Ed Gotwalt has elephants on the brain. That's what friends and visitors tell him -- frequently. So when he saw a sculpted human head in Mexico, tiny elephants bursting from the skull, he had to add it to the collection at Mr. Ed's Elephant Museum
According to Ed, his passion for pachyderms is not all that unusual. "There are elephant collectors by the thousands. Almost everyone who walks through the front door here either has a collection, or knows someone who collects, maybe 3 or 400 pieces. But when they see this," Ed fans his hand at the knickknack-crowded shelves, "it blows them away."
Ed has collected over 5,000 elephant-related pieces for his museum, which first opened in 1984.
Ironically, he was once a peanut dealer, and traces back a hobby gone nuts all the way to 1967. When Ed passed that 3- or 400-piece milestone, nothing could slow him down. He's traveled around the world in pursuit of rare elephant items. "I'm trying to find really unusual pieces," Ed notes as he points to various favorites. While he fawns over his eclectic sculptures and carvings, he also has a soft spot for folksy elephantalia.
"This is an actual elephant potty chair -- useable -- made right over in Chambersburg...."
The bulk of the displays, along with news clips and posters, are arrayed in two long narrow rooms. There are photos of celebrities that Ed has met over the years.
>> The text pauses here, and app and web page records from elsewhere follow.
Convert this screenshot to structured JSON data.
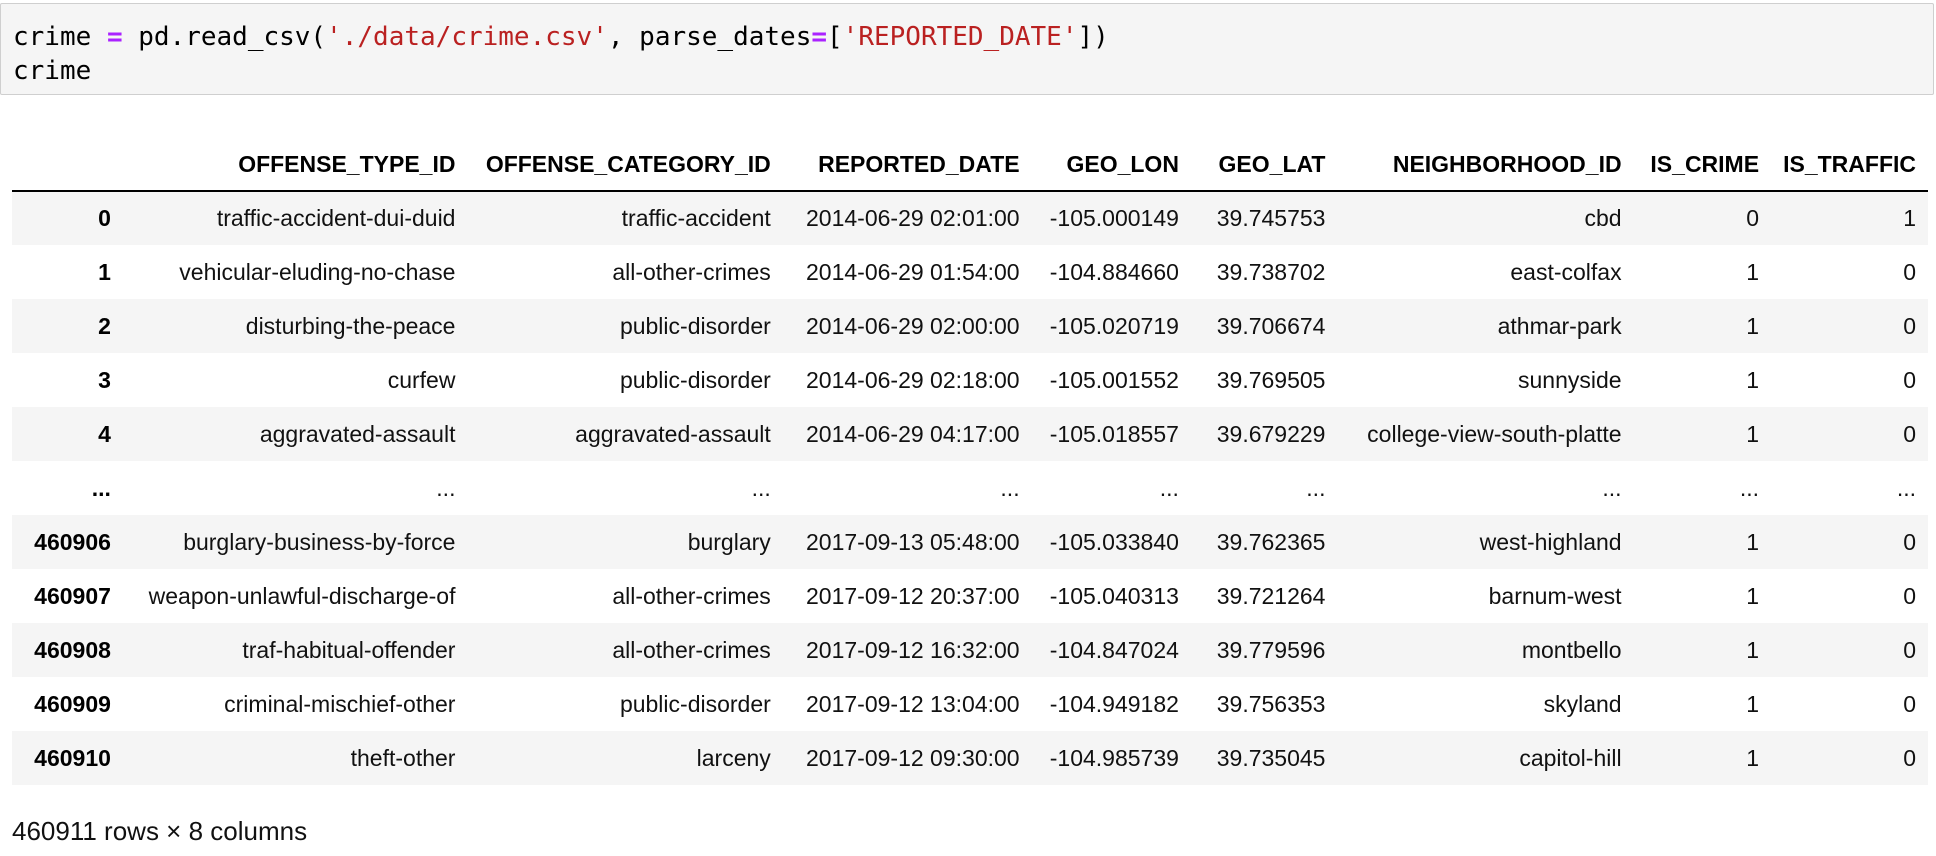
{
  "code_cell": {
    "line1": {
      "var": "crime",
      "op": "=",
      "call_start": "pd.read_csv(",
      "path": "'./data/crime.csv'",
      "kwarg": ", parse_dates",
      "kwarg_op": "=",
      "list_open": "[",
      "date_col": "'REPORTED_DATE'",
      "close": "])"
    },
    "line2": "crime"
  },
  "dataframe": {
    "columns": [
      "OFFENSE_TYPE_ID",
      "OFFENSE_CATEGORY_ID",
      "REPORTED_DATE",
      "GEO_LON",
      "GEO_LAT",
      "NEIGHBORHOOD_ID",
      "IS_CRIME",
      "IS_TRAFFIC"
    ],
    "rows": [
      {
        "index": "0",
        "cells": [
          "traffic-accident-dui-duid",
          "traffic-accident",
          "2014-06-29 02:01:00",
          "-105.000149",
          "39.745753",
          "cbd",
          "0",
          "1"
        ]
      },
      {
        "index": "1",
        "cells": [
          "vehicular-eluding-no-chase",
          "all-other-crimes",
          "2014-06-29 01:54:00",
          "-104.884660",
          "39.738702",
          "east-colfax",
          "1",
          "0"
        ]
      },
      {
        "index": "2",
        "cells": [
          "disturbing-the-peace",
          "public-disorder",
          "2014-06-29 02:00:00",
          "-105.020719",
          "39.706674",
          "athmar-park",
          "1",
          "0"
        ]
      },
      {
        "index": "3",
        "cells": [
          "curfew",
          "public-disorder",
          "2014-06-29 02:18:00",
          "-105.001552",
          "39.769505",
          "sunnyside",
          "1",
          "0"
        ]
      },
      {
        "index": "4",
        "cells": [
          "aggravated-assault",
          "aggravated-assault",
          "2014-06-29 04:17:00",
          "-105.018557",
          "39.679229",
          "college-view-south-platte",
          "1",
          "0"
        ]
      },
      {
        "index": "...",
        "cells": [
          "...",
          "...",
          "...",
          "...",
          "...",
          "...",
          "...",
          "..."
        ]
      },
      {
        "index": "460906",
        "cells": [
          "burglary-business-by-force",
          "burglary",
          "2017-09-13 05:48:00",
          "-105.033840",
          "39.762365",
          "west-highland",
          "1",
          "0"
        ]
      },
      {
        "index": "460907",
        "cells": [
          "weapon-unlawful-discharge-of",
          "all-other-crimes",
          "2017-09-12 20:37:00",
          "-105.040313",
          "39.721264",
          "barnum-west",
          "1",
          "0"
        ]
      },
      {
        "index": "460908",
        "cells": [
          "traf-habitual-offender",
          "all-other-crimes",
          "2017-09-12 16:32:00",
          "-104.847024",
          "39.779596",
          "montbello",
          "1",
          "0"
        ]
      },
      {
        "index": "460909",
        "cells": [
          "criminal-mischief-other",
          "public-disorder",
          "2017-09-12 13:04:00",
          "-104.949182",
          "39.756353",
          "skyland",
          "1",
          "0"
        ]
      },
      {
        "index": "460910",
        "cells": [
          "theft-other",
          "larceny",
          "2017-09-12 09:30:00",
          "-104.985739",
          "39.735045",
          "capitol-hill",
          "1",
          "0"
        ]
      }
    ],
    "shape_text": "460911 rows × 8 columns"
  },
  "colors": {
    "string": "#ba2121",
    "operator": "#aa22ff",
    "cell_bg": "#f5f5f5",
    "stripe": "#f5f5f5"
  }
}
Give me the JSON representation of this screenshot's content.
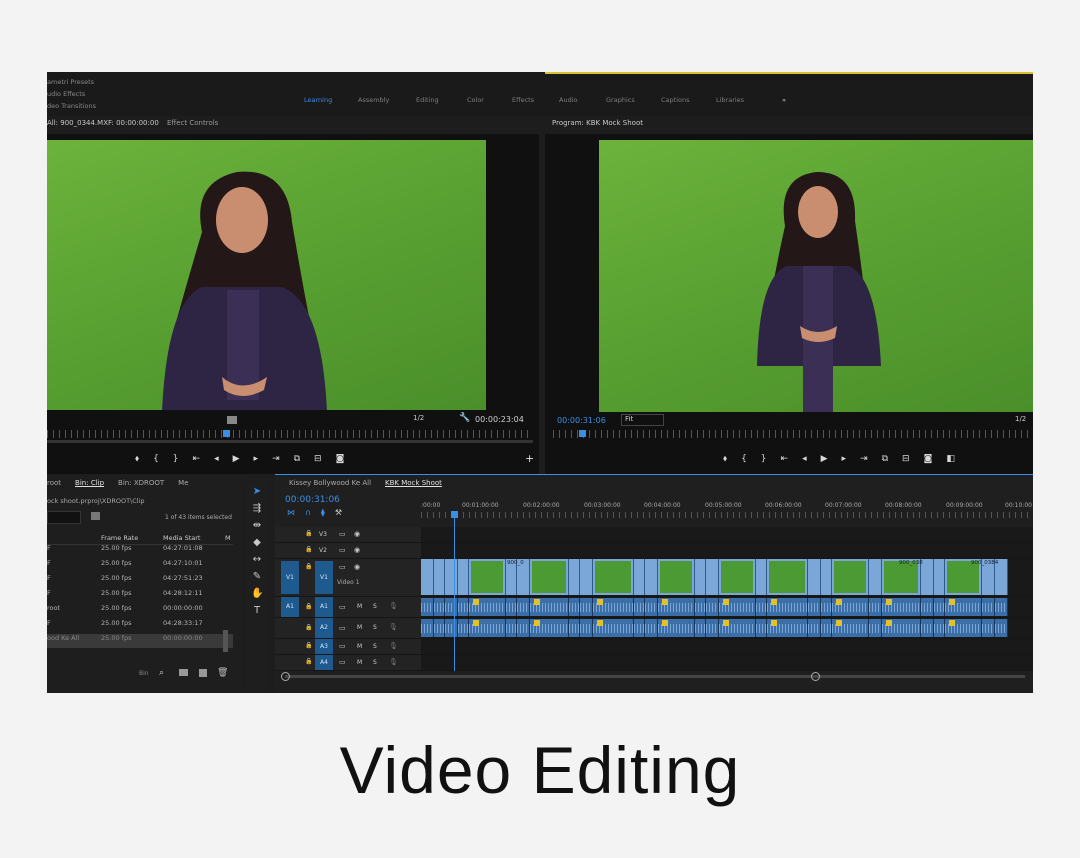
{
  "caption": "Video Editing",
  "workspace": {
    "essentials": [
      "ametri Presets",
      "udio Effects",
      "deo Transitions"
    ],
    "tabs": [
      "Learning",
      "Assembly",
      "Editing",
      "Color",
      "Effects",
      "Audio",
      "Graphics",
      "Captions",
      "Libraries",
      "»"
    ],
    "active_tab": "Learning"
  },
  "source_monitor": {
    "tab_label": "All: 900_0344.MXF: 00:00:00:00",
    "tab2_label": "Effect Controls",
    "zoom": "1/2",
    "timecode": "00:00:23:04"
  },
  "program_monitor": {
    "tab_label": "Program: KBK Mock Shoot",
    "timecode": "00:00:31:06",
    "fit": "Fit",
    "zoom": "1/2"
  },
  "project": {
    "tabs": [
      "root",
      "Bin: Clip",
      "Bin: XDROOT",
      "Me"
    ],
    "path": "ock shoot.prproj\\XDROOT\\Clip",
    "items_selected": "1 of 43 items selected",
    "columns": [
      "Frame Rate",
      "Media Start",
      "M"
    ],
    "rows": [
      {
        "name": "F",
        "fps": "25.00 fps",
        "start": "04:27:01:08"
      },
      {
        "name": "F",
        "fps": "25.00 fps",
        "start": "04:27:10:01"
      },
      {
        "name": "F",
        "fps": "25.00 fps",
        "start": "04:27:51:23"
      },
      {
        "name": "F",
        "fps": "25.00 fps",
        "start": "04:28:12:11"
      },
      {
        "name": "root",
        "fps": "25.00 fps",
        "start": "00:00:00:00"
      },
      {
        "name": "F",
        "fps": "25.00 fps",
        "start": "04:28:33:17"
      },
      {
        "name": "ood Ke All",
        "fps": "25.00 fps",
        "start": "00:00:00:00"
      }
    ],
    "footer_bin": "Bin"
  },
  "timeline": {
    "tabs": [
      "Kissey Bollywood Ke All",
      "KBK Mock Shoot"
    ],
    "active_tab": "KBK Mock Shoot",
    "timecode": "00:00:31:06",
    "ruler": [
      ":00:00",
      "00:01:00:00",
      "00:02:00:00",
      "00:03:00:00",
      "00:04:00:00",
      "00:05:00:00",
      "00:06:00:00",
      "00:07:00:00",
      "00:08:00:00",
      "00:09:00:00",
      "00:10:00"
    ],
    "video_tracks": [
      "V3",
      "V2",
      "V1"
    ],
    "video1_name": "Video 1",
    "audio_tracks": [
      "A1",
      "A2",
      "A3",
      "A4"
    ],
    "clip_labels": [
      "900_0",
      "900_038",
      "900_0384"
    ],
    "mute": "M",
    "solo": "S"
  },
  "colors": {
    "accent": "#3a8ee6",
    "green_screen": "#5aa232",
    "clip_video": "#7aa6d8",
    "clip_audio": "#3c6ea8"
  }
}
A red, white, and blue pin from 1976 shows an elephant squeezing a large peanut with his trunk: "Don't Settle for Peanuts, Elect Ford." Many items are tiny, cute, or more serious objets d'art, arranged on narrow glass shelves. Nothing is labeled, but Ed is ready to tell the story behind any particular treasure, even down to recalling price-by-price bartering at flea markets and antique shops. Never quick on the apparel appreciation reflex, we finally notice Ed is dressed to complement a cartoon elephant's ear.
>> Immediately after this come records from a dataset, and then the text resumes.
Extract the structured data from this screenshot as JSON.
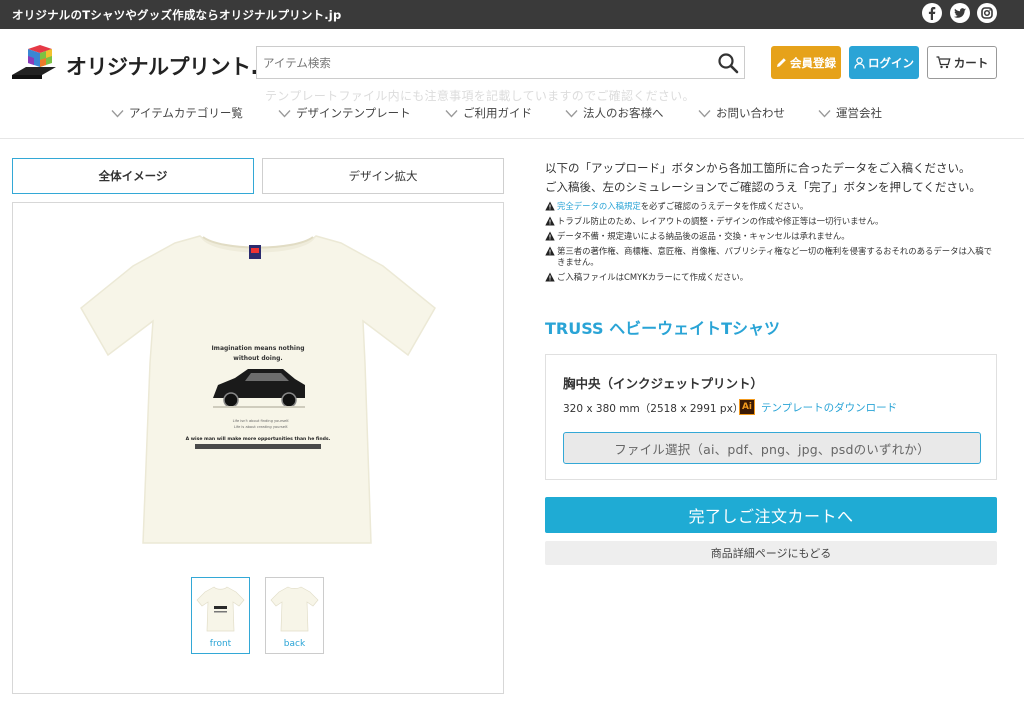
{
  "topbar": {
    "tagline": "オリジナルのTシャツやグッズ作成ならオリジナルプリント.jp",
    "social": [
      "facebook-icon",
      "twitter-icon",
      "instagram-icon"
    ]
  },
  "header": {
    "logo_text": "オリジナルプリント.jp",
    "search_placeholder": "アイテム検索",
    "ghost_text": "テンプレートファイル内にも注意事項を記載していますのでご確認ください。",
    "register_label": "会員登録",
    "login_label": "ログイン",
    "cart_label": "カート"
  },
  "nav": {
    "items": [
      "アイテムカテゴリー覧",
      "デザインテンプレート",
      "ご利用ガイド",
      "法人のお客様へ",
      "お問い合わせ",
      "運営会社"
    ]
  },
  "tabs": {
    "overall": "全体イメージ",
    "zoom": "デザイン拡大"
  },
  "shirt_design": {
    "headline_1": "Imagination means nothing",
    "headline_2": "without doing.",
    "small_1": "Life isn't about finding yourself.",
    "small_2": "Life is about creating yourself.",
    "bottom_line": "A wise man will make more opportunities than he finds."
  },
  "thumbs": {
    "front": "front",
    "back": "back"
  },
  "right": {
    "intro_1": "以下の「アップロード」ボタンから各加工箇所に合ったデータをご入稿ください。",
    "intro_2": "ご入稿後、左のシミュレーションでご確認のうえ「完了」ボタンを押してください。",
    "notice_1_link": "完全データの入稿規定",
    "notice_1_rest": "を必ずご確認のうえデータを作成ください。",
    "notice_2": "トラブル防止のため、レイアウトの調整・デザインの作成や修正等は一切行いません。",
    "notice_3": "データ不備・規定違いによる納品後の返品・交換・キャンセルは承れません。",
    "notice_4": "第三者の著作権、商標権、意匠権、肖像権、パブリシティ権など一切の権利を侵害するおそれのあるデータは入稿できません。",
    "notice_5": "ご入稿ファイルはCMYKカラーにて作成ください。",
    "product_title": "TRUSS ヘビーウェイトTシャツ",
    "location_title": "胸中央（インクジェットプリント）",
    "size": "320 x 380 mm（2518 x 2991 px）",
    "ai_icon": "Ai",
    "template_link": "テンプレートのダウンロード",
    "file_button": "ファイル選択（ai、pdf、png、jpg、psdのいずれか）",
    "complete_button": "完了しご注文カートへ",
    "back_button": "商品詳細ページにもどる"
  },
  "colors": {
    "accent": "#2aa4d6",
    "register": "#e6a21a",
    "topbar": "#3a3a3a",
    "shirt": "#f7f5e8"
  }
}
If this all sounds a little too precious for Roadside, well... it almost is. Except for that life size talking elephant out near the road.
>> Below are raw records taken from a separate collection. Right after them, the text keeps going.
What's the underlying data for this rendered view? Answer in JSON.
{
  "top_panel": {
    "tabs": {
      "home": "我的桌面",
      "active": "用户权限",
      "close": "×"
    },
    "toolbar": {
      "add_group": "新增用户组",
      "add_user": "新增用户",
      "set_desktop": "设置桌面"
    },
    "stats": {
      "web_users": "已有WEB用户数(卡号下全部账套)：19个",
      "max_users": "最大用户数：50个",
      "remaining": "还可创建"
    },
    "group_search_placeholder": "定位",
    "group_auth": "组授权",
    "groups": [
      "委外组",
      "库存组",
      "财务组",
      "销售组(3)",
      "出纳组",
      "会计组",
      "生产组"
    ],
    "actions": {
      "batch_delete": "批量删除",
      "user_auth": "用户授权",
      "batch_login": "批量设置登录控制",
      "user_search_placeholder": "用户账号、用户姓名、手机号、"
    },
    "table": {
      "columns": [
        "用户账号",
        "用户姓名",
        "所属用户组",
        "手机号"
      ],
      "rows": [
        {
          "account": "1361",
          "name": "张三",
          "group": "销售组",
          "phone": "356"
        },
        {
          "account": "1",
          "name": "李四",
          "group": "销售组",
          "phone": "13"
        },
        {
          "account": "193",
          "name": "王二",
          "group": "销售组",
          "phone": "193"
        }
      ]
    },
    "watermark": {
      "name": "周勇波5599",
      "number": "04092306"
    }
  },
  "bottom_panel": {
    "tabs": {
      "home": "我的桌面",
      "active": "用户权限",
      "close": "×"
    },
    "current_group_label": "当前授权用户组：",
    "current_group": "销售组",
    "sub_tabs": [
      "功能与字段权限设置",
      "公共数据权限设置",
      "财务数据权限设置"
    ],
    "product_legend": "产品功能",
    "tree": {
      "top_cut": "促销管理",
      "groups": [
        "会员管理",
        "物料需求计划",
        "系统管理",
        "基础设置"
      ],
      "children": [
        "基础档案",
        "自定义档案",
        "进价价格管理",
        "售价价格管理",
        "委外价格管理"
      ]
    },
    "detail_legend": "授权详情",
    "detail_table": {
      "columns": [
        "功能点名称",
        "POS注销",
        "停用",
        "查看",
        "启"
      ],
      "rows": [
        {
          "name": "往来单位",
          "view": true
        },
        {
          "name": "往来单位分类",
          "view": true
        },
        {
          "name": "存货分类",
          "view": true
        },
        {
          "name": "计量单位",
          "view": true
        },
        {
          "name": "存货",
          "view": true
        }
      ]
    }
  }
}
Miss Ellie is a 9.5 ft. tall white elephant with animated eyes and ears. Her voice is triggered by a hidden electric eye. Ed keeps it in good repair for the kids, and Miss Ellie blathers on about the area, tells a few jokes, and then gets sleepy.
Ed nods and smiles. "Yes, I have elephants on the brain."